**Data**
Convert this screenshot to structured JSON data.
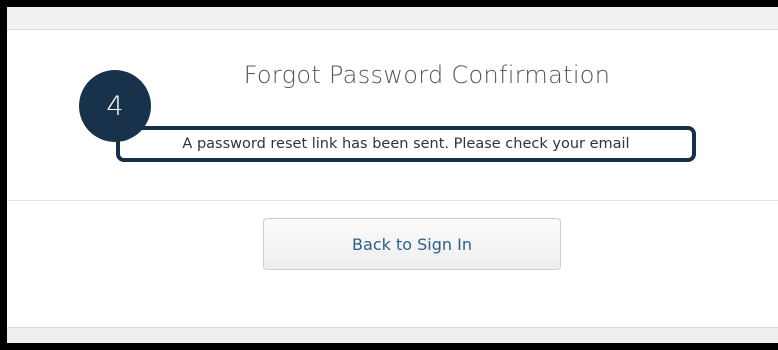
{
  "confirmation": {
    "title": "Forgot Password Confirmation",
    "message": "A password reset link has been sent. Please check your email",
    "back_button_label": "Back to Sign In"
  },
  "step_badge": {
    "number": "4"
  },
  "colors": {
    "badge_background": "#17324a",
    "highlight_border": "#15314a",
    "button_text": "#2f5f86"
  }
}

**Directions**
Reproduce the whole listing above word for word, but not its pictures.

**Exercise answer**
Convert this screenshot to structured JSON data.
{
  "confirmation": {
    "title": "Forgot Password Confirmation",
    "message": "A password reset link has been sent. Please check your email",
    "back_button_label": "Back to Sign In"
  },
  "step_badge": {
    "number": "4"
  },
  "colors": {
    "badge_background": "#17324a",
    "highlight_border": "#15314a",
    "button_text": "#2f5f86"
  }
}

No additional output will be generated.